The bankruptcy filing lists the number of creditors between 1 and 49 with assets capping out at $50,000 and liabilities ranging from $50 million to $100 million. Several affiliates, including Hacienda Brides, Brides Mart, LP, AA Bridal Midwest, LLC and Piccione Fashion Ltd, all filed for chapter 7 protection as well.

Redmond lists portfolio company Check Asset Management as a top creditor at $54 million and credit card processor Card Connect as another with $5 million outstanding. Others expected to file claims include vendors in China as well as disgruntled brides-to-be.

In the company’s post, the retailer asked for patience as it tries to provide information on all orders. But brides-to-be aren’t known for being long-suffering. The Wall Street Journal spoke to a bride and several bridal shops but turned up no obvious reason for the company’s abrupt closure.

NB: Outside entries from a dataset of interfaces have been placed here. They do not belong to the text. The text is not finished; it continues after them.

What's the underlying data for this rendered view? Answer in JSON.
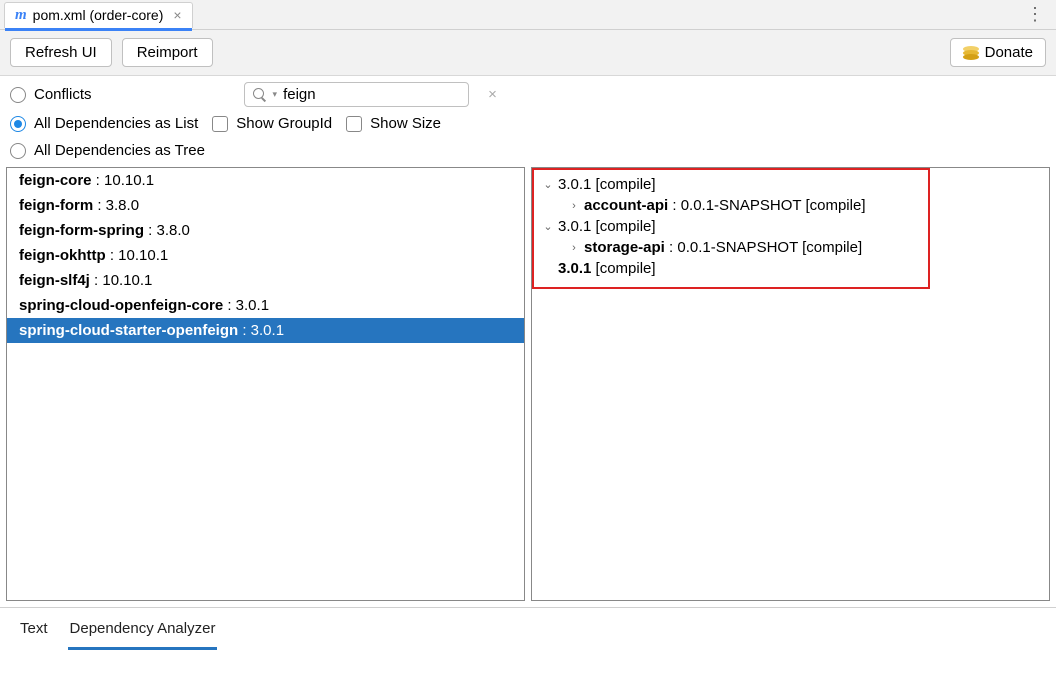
{
  "tab": {
    "icon_letter": "m",
    "title": "pom.xml (order-core)"
  },
  "toolbar": {
    "refresh_label": "Refresh UI",
    "reimport_label": "Reimport",
    "donate_label": "Donate"
  },
  "filters": {
    "conflicts_label": "Conflicts",
    "all_list_label": "All Dependencies as List",
    "all_tree_label": "All Dependencies as Tree",
    "show_groupid_label": "Show GroupId",
    "show_size_label": "Show Size"
  },
  "search": {
    "value": "feign"
  },
  "dependencies": [
    {
      "name": "feign-core",
      "version": "10.10.1"
    },
    {
      "name": "feign-form",
      "version": "3.8.0"
    },
    {
      "name": "feign-form-spring",
      "version": "3.8.0"
    },
    {
      "name": "feign-okhttp",
      "version": "10.10.1"
    },
    {
      "name": "feign-slf4j",
      "version": "10.10.1"
    },
    {
      "name": "spring-cloud-openfeign-core",
      "version": "3.0.1"
    },
    {
      "name": "spring-cloud-starter-openfeign",
      "version": "3.0.1"
    }
  ],
  "selected_dependency_index": 6,
  "tree": [
    {
      "level": 0,
      "expanded": true,
      "text": "3.0.1 [compile]",
      "bold_name": ""
    },
    {
      "level": 1,
      "expanded": false,
      "text": " : 0.0.1-SNAPSHOT [compile]",
      "bold_name": "account-api"
    },
    {
      "level": 0,
      "expanded": true,
      "text": "3.0.1 [compile]",
      "bold_name": ""
    },
    {
      "level": 1,
      "expanded": false,
      "text": " : 0.0.1-SNAPSHOT [compile]",
      "bold_name": "storage-api"
    },
    {
      "level": 0,
      "expanded": false,
      "leaf": true,
      "text": " [compile]",
      "bold_name": "3.0.1"
    }
  ],
  "bottom_tabs": {
    "text_label": "Text",
    "analyzer_label": "Dependency Analyzer"
  }
}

One retailer expressed concern that the situation would give independent shops like hers a bad name. “What this does is give brick-and-mortar stores like me that have been in business for 49 years a bad rap,” Sue Maslowski, owner of Jay West Bridal in Haddonfield, N.J., told the publication. “Brides will be reluctant to put deposits down, afraid we’ll go out of business.”